| Exercise materials |
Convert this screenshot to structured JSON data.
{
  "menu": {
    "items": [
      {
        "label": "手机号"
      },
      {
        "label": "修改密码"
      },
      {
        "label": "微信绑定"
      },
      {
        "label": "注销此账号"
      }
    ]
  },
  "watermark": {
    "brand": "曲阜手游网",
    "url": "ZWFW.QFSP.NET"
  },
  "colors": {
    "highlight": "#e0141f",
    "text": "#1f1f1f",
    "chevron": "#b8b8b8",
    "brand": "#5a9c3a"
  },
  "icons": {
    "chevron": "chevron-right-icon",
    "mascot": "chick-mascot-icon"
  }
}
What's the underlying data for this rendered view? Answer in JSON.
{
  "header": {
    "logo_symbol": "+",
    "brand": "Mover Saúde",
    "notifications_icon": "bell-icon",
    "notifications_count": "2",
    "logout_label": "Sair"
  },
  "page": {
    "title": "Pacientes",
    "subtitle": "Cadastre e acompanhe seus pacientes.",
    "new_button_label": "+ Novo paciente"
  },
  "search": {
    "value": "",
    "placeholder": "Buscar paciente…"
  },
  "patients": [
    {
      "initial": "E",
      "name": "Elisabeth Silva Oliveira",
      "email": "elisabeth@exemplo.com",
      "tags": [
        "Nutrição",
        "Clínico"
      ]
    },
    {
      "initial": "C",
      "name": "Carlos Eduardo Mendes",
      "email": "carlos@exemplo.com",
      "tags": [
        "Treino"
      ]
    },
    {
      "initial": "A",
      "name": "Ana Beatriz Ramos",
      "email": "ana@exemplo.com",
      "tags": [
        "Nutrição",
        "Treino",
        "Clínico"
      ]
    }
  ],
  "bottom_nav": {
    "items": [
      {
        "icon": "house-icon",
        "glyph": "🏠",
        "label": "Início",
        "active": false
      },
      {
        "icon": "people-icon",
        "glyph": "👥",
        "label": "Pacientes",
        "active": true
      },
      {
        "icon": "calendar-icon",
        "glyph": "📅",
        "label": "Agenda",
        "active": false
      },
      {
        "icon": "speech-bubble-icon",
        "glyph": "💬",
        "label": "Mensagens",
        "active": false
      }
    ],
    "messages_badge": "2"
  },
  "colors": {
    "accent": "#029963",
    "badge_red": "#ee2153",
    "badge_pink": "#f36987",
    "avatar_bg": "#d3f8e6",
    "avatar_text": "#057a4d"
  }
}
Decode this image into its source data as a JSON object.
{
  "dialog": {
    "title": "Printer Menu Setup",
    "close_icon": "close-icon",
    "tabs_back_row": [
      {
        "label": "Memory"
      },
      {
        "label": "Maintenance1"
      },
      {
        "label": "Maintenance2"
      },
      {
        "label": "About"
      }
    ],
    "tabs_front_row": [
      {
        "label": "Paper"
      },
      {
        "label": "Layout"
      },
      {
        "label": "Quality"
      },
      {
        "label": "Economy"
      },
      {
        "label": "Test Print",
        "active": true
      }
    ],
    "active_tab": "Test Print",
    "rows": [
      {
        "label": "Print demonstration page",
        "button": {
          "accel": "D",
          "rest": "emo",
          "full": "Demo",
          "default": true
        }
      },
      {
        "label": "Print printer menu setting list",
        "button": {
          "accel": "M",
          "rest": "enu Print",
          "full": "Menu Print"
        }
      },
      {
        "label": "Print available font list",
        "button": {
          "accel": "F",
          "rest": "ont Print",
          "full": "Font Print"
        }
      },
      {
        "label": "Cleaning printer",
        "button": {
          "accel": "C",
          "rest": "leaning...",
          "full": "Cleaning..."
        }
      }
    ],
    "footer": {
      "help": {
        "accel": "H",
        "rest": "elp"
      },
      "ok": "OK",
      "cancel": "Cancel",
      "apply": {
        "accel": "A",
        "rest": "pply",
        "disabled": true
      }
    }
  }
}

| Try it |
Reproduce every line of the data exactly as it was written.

| Result below |
Convert this screenshot to structured JSON data.
{
  "menu": {
    "items": [
      {
        "label": "手机号"
      },
      {
        "label": "修改密码"
      },
      {
        "label": "微信绑定"
      },
      {
        "label": "注销此账号"
      }
    ]
  },
  "watermark": {
    "brand": "曲阜手游网",
    "url": "ZWFW.QFSP.NET"
  },
  "colors": {
    "highlight": "#e0141f",
    "text": "#1f1f1f",
    "chevron": "#b8b8b8",
    "brand": "#5a9c3a"
  },
  "icons": {
    "chevron": "chevron-right-icon",
    "mascot": "chick-mascot-icon"
  }
}
What's the underlying data for this rendered view? Answer in JSON.
{
  "header": {
    "logo_symbol": "+",
    "brand": "Mover Saúde",
    "notifications_icon": "bell-icon",
    "notifications_count": "2",
    "logout_label": "Sair"
  },
  "page": {
    "title": "Pacientes",
    "subtitle": "Cadastre e acompanhe seus pacientes.",
    "new_button_label": "+ Novo paciente"
  },
  "search": {
    "value": "",
    "placeholder": "Buscar paciente…"
  },
  "patients": [
    {
      "initial": "E",
      "name": "Elisabeth Silva Oliveira",
      "email": "elisabeth@exemplo.com",
      "tags": [
        "Nutrição",
        "Clínico"
      ]
    },
    {
      "initial": "C",
      "name": "Carlos Eduardo Mendes",
      "email": "carlos@exemplo.com",
      "tags": [
        "Treino"
      ]
    },
    {
      "initial": "A",
      "name": "Ana Beatriz Ramos",
      "email": "ana@exemplo.com",
      "tags": [
        "Nutrição",
        "Treino",
        "Clínico"
      ]
    }
  ],
  "bottom_nav": {
    "items": [
      {
        "icon": "house-icon",
        "glyph": "🏠",
        "label": "Início",
        "active": false
      },
      {
        "icon": "people-icon",
        "glyph": "👥",
        "label": "Pacientes",
        "active": true
      },
      {
        "icon": "calendar-icon",
        "glyph": "📅",
        "label": "Agenda",
        "active": false
      },
      {
        "icon": "speech-bubble-icon",
        "glyph": "💬",
        "label": "Mensagens",
        "active": false
      }
    ],
    "messages_badge": "2"
  },
  "colors": {
    "accent": "#029963",
    "badge_red": "#ee2153",
    "badge_pink": "#f36987",
    "avatar_bg": "#d3f8e6",
    "avatar_text": "#057a4d"
  }
}
Decode this image into its source data as a JSON object.
{
  "dialog": {
    "title": "Printer Menu Setup",
    "close_icon": "close-icon",
    "tabs_back_row": [
      {
        "label": "Memory"
      },
      {
        "label": "Maintenance1"
      },
      {
        "label": "Maintenance2"
      },
      {
        "label": "About"
      }
    ],
    "tabs_front_row": [
      {
        "label": "Paper"
      },
      {
        "label": "Layout"
      },
      {
        "label": "Quality"
      },
      {
        "label": "Economy"
      },
      {
        "label": "Test Print",
        "active": true
      }
    ],
    "active_tab": "Test Print",
    "rows": [
      {
        "label": "Print demonstration page",
        "button": {
          "accel": "D",
          "rest": "emo",
          "full": "Demo",
          "default": true
        }
      },
      {
        "label": "Print printer menu setting list",
        "button": {
          "accel": "M",
          "rest": "enu Print",
          "full": "Menu Print"
        }
      },
      {
        "label": "Print available font list",
        "button": {
          "accel": "F",
          "rest": "ont Print",
          "full": "Font Print"
        }
      },
      {
        "label": "Cleaning printer",
        "button": {
          "accel": "C",
          "rest": "leaning...",
          "full": "Cleaning..."
        }
      }
    ],
    "footer": {
      "help": {
        "accel": "H",
        "rest": "elp"
      },
      "ok": "OK",
      "cancel": "Cancel",
      "apply": {
        "accel": "A",
        "rest": "pply",
        "disabled": true
      }
    }
  }
}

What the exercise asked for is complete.